NATURE, VALUES, AND MORALITY I • “Nature may have values, which can be inherent and self-evident; but nature lacks morals, which are artificial systems requiring forethought.” Tundra in fall in California's Kings Canyon National Park
NATURE, VALUES, AND MORALITY II • “The tiger does not recognize such concepts as right and wrong; it kills by rote, feeling no compunction as it ends the life of an antelope.” • “Men and women have, at least, developed the spark of conscience that holds that such behavior is wrong.”
NATURE, VALUES, AND MORALITY III • “Morality has only been under development for a few thousand years” – which is nothing in the history of man, the earth, or the cosmos. • Easterbrook intimates that man’s development of morality may allow him to interfere with nature in ways that are constructive. • This is because our sense of right and wrong should dictate that we do what we can to improve nature, such as eliminating disease.
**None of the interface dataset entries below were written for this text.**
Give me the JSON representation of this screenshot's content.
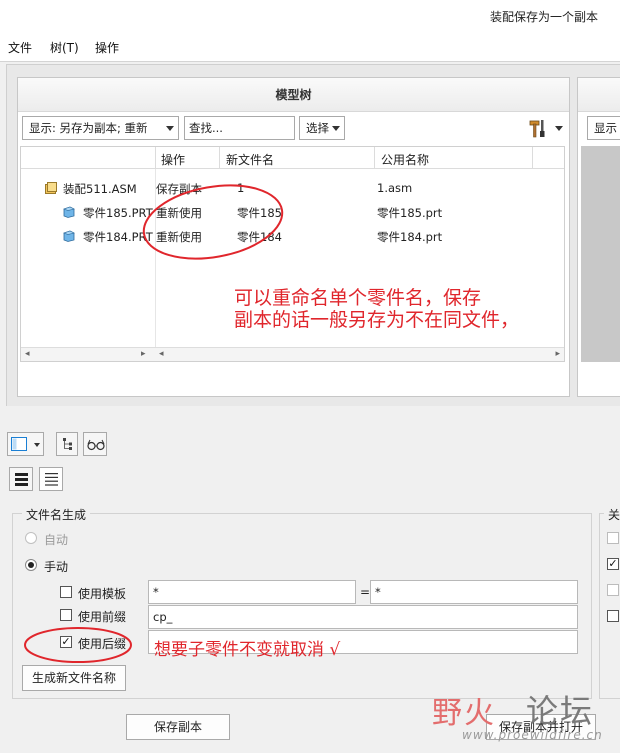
{
  "window": {
    "title": "装配保存为一个副本"
  },
  "menu": {
    "file": "文件",
    "tree": "树(T)",
    "operation": "操作"
  },
  "model_tree": {
    "title": "模型树",
    "display_filter": "显示: 另存为副本; 重新",
    "search_placeholder": "查找...",
    "select_label": "选择",
    "columns": {
      "operation": "操作",
      "new_name": "新文件名",
      "common_name": "公用名称"
    },
    "rows": [
      {
        "name": "装配511.ASM",
        "operation": "保存副本",
        "new_name": "1",
        "common_name": "1.asm"
      },
      {
        "name": "零件185.PRT",
        "operation": "重新使用",
        "new_name": "零件185",
        "common_name": "零件185.prt"
      },
      {
        "name": "零件184.PRT",
        "operation": "重新使用",
        "new_name": "零件184",
        "common_name": "零件184.prt"
      }
    ]
  },
  "right_panel": {
    "display_label": "显示"
  },
  "filename_generation": {
    "group_title": "文件名生成",
    "auto_label": "自动",
    "manual_label": "手动",
    "use_template_label": "使用模板",
    "use_prefix_label": "使用前缀",
    "use_suffix_label": "使用后缀",
    "template_value_left": "*",
    "equals_sign": "=",
    "template_value_right": "*",
    "prefix_value": "cp_",
    "suffix_value": "",
    "generate_button": "生成新文件名称"
  },
  "right_group": {
    "title": "关"
  },
  "buttons": {
    "save_copy": "保存副本",
    "save_copy_open": "保存副本并打开"
  },
  "annotations": {
    "note_rename_line1": "可以重命名单个零件名，保存",
    "note_rename_line2": "副本的话一般另存为不在同文件，",
    "note_suffix": "想要子零件不变就取消 √"
  },
  "watermark": {
    "brand_red": "野火",
    "brand_gray": "论坛",
    "url": "www.proewildfire.cn"
  },
  "colors": {
    "annotation_red": "#e0262c",
    "selection_blue": "#1a7fd4"
  },
  "icons": [
    "assembly-icon",
    "part-icon",
    "hammer-tools-icon",
    "layout-icon",
    "tree-nodes-icon",
    "glasses-icon",
    "list-view-icon"
  ]
}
U. S. Supreme Court
TECHNOLOGY, MORALITY, AND KILLING I • Easterbrook thinks that technology may give humans “the possibility of existing without killing, by rote or otherwise.” • “Today we slaughter animals for food and our fellows for distressingly trivial reasons.” • Given our intelligence we should be able to think our way out of both “reliance on other species for nutrients and materials (with a technical solution) and of persecution of humans for our own gain (with a moral solution.)” Carcass of Beef, Rembrandt, 1657
TECHNOLOGY, MORALITY, AND KILLING II • Easterbrook: “today even the most morally conscious human beings swallow foods whose production requires that animals experience brief, miserable lives in confinement and then die horribly in abattoirs.” Still life by Chaim Soutine
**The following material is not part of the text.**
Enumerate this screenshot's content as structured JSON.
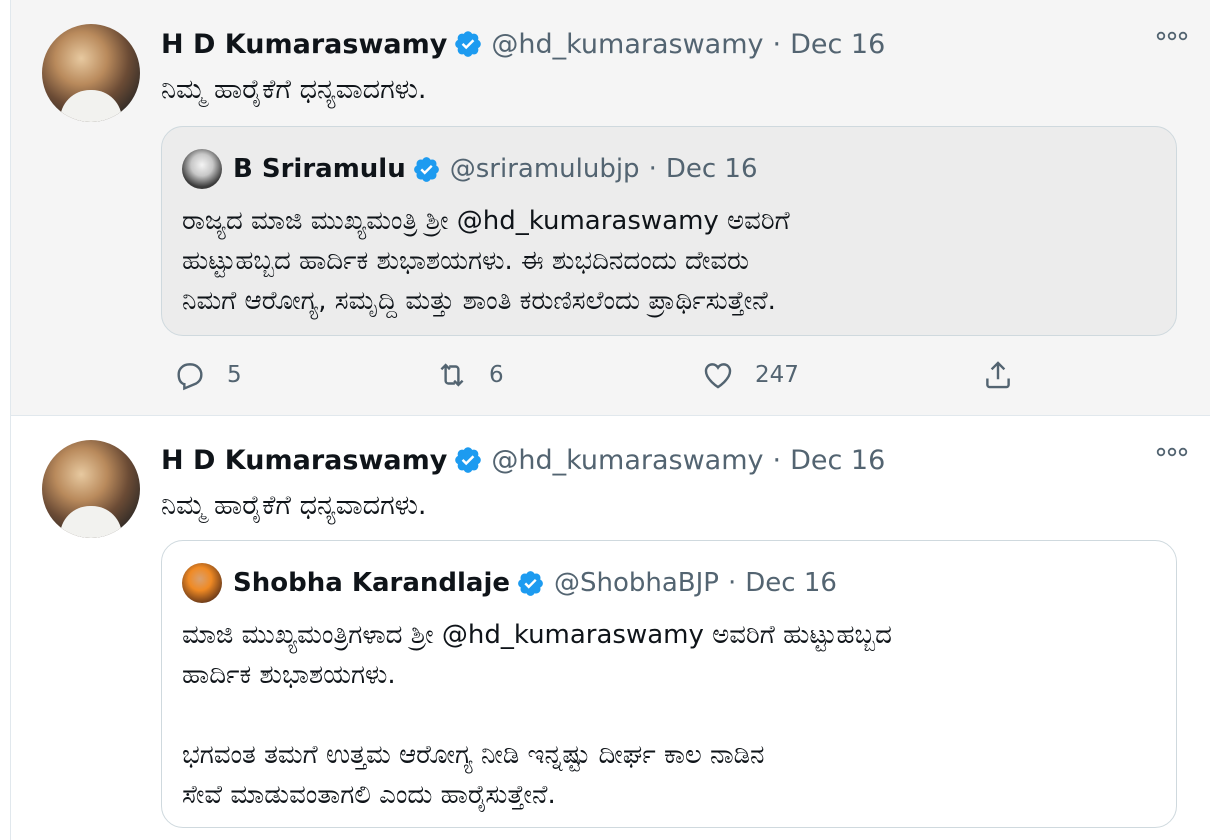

TECHNOLOGY, MORALITY, AND KILLING III • Easterbrook thinks that it would be a step in the right moral direction to get humans out of the killing cycle, and we might be able to do that “if biological nutrients (and biological materials, such as leather) could be made without any involvement of animals.” Still Life with Lemons, Soutine
KILLING OUR OWN • Easterbrook: “No Earth creature save the human being methodically preys on its own.” • “Some species fight over mates, but rarely to the death.” • “Technology might someday help human beings escape the cycle of killing one another,” as technology may allow us to escape killing animals for food. St. Paul’s Cathedral, London, During the Battle of Britain, World War II
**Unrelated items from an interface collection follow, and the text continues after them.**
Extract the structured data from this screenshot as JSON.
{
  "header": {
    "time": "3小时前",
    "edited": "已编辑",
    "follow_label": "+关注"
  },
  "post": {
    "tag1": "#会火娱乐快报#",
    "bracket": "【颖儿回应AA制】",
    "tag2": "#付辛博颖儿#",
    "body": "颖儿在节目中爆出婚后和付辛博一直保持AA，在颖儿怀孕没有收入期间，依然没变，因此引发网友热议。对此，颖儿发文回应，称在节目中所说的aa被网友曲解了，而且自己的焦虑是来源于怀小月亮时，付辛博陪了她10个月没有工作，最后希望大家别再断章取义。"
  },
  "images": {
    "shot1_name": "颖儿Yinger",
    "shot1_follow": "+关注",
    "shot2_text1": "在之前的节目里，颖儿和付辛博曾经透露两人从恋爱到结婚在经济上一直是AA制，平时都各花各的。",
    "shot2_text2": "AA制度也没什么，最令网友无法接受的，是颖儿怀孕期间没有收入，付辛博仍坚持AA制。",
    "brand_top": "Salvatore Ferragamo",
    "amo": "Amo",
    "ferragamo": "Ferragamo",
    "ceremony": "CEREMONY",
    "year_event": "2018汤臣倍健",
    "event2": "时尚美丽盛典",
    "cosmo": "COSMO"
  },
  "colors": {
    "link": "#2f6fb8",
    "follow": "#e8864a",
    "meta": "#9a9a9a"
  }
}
KILLING AND DNA I • Easterbrook: “So far as is known, animal behavior patterns – instinct – emanate from DNA. This suggests animals carry in their genes some code that enjoins them from attacking their like.”
KILLING AND DNA II • “Given that a goal of natural selection is to increase the survival prospects of genes related to the ones you carry, a DNA instruction that forbids attack against members of your own species – your genetic peer group – would be logical.”
KILLING AND DNA III • Easterbrook says that, perhaps due to a flaw of nature, humans did not get the genetic code that would prevent man from killing man. • But perhaps, through genetic engineering, we could produce future humans that would be kind and peaceful, not violent and warlike.
PEACE AND GENETIC ENGINEERING I • Easterbrook says that, whereas we need to be careful about genetic engineering because “many things could go wrong,” perhaps a pacific genetic code – as from “the mild-mannered, vegetarian mountain gorilla of Africa – “could be isolated from some other animal and inserted into the human germ line through genetic engineering.” Vegetarian mountain gorilla in Rwanda
PEACE AND GENETIC ENGINEERING II • Easterbrook: “if there is an identifiable DNA sequence in animals that confers on them an instinct not to kill their own, and that sequence can be transferred to people, imagine the moral new age that might dawn.”